(App and web page records)
━━━━━━━━━━━━━━━━

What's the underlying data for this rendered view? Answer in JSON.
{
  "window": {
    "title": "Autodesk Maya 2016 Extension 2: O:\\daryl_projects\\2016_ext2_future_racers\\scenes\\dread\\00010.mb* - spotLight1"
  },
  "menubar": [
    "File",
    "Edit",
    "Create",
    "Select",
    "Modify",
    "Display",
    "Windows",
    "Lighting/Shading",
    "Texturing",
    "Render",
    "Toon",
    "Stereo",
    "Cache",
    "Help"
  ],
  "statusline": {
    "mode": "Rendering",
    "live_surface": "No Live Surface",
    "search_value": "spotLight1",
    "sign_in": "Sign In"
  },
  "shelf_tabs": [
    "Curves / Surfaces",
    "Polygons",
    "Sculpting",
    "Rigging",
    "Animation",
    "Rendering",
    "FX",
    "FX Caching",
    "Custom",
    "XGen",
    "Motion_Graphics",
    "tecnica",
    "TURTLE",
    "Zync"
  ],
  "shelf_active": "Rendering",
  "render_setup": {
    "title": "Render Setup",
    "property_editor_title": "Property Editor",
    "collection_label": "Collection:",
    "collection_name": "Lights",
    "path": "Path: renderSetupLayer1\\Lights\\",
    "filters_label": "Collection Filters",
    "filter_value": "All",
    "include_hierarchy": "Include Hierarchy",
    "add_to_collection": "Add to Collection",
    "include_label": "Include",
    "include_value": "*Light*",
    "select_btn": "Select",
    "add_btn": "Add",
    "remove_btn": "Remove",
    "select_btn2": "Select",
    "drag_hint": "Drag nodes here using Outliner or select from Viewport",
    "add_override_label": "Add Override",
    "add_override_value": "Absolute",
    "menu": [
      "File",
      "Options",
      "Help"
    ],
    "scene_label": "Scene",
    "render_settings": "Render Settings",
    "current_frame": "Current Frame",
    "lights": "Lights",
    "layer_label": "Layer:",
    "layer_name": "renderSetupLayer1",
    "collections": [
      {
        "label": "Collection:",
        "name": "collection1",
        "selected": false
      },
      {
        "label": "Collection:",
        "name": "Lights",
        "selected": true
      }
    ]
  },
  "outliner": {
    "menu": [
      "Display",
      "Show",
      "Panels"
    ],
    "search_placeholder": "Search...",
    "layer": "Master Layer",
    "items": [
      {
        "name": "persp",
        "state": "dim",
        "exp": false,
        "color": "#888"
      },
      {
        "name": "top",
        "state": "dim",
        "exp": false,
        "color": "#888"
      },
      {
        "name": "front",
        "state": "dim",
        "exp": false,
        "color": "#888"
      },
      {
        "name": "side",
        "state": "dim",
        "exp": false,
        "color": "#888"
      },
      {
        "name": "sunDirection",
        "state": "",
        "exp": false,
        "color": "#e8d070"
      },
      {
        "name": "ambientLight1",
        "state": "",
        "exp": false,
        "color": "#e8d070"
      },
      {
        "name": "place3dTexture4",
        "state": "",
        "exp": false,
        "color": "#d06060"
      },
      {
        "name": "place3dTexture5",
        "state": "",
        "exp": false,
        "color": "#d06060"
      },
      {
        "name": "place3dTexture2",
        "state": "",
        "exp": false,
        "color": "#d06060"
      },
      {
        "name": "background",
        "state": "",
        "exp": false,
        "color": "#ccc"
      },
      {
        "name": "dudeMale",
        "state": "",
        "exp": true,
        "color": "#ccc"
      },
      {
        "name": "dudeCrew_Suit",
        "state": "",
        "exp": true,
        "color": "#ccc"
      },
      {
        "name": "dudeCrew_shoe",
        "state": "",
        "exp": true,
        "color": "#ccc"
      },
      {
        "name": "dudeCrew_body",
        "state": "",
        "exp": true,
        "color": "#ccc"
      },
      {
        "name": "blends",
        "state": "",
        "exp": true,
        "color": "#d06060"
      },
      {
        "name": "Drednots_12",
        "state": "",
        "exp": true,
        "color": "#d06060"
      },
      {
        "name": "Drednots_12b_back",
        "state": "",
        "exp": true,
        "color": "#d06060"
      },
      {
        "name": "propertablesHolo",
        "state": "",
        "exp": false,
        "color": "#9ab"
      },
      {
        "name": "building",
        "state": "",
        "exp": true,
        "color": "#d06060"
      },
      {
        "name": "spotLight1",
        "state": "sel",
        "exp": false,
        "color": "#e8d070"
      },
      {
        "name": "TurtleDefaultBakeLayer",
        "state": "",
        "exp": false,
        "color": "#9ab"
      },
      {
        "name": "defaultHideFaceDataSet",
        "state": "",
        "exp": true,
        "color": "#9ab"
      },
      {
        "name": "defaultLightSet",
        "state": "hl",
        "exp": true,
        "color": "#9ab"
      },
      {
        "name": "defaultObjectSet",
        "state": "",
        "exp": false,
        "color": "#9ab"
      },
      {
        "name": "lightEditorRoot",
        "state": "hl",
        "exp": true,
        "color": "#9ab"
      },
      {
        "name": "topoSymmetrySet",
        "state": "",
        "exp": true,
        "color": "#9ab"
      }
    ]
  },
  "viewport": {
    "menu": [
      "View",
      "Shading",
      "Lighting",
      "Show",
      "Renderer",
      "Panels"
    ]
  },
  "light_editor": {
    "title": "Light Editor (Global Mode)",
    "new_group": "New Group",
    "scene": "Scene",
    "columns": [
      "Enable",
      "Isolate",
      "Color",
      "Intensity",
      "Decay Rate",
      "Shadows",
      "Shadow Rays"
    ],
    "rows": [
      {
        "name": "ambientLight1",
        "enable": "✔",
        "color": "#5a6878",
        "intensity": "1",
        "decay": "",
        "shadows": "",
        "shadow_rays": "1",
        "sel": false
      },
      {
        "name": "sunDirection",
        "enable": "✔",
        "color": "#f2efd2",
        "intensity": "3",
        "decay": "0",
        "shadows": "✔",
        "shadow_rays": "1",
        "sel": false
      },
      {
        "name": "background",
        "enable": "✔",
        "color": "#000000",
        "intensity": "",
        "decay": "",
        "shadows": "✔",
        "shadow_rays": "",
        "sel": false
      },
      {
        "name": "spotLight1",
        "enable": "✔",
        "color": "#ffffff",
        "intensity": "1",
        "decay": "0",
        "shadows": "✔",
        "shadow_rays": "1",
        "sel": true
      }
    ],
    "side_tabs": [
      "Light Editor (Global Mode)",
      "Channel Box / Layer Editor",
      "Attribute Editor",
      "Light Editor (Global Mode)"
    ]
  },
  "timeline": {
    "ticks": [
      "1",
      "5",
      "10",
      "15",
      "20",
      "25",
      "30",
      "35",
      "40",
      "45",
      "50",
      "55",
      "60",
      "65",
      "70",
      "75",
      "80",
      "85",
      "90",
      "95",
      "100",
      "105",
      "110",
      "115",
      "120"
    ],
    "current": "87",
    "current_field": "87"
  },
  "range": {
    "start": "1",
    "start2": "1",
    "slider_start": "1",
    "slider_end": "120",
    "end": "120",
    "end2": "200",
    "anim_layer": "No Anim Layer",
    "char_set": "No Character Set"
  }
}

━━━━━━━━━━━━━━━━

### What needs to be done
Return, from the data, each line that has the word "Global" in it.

### Written response
    "title": "Light Editor (Global Mode)",
      "Light Editor (Global Mode)",
      "Light Editor (Global Mode)"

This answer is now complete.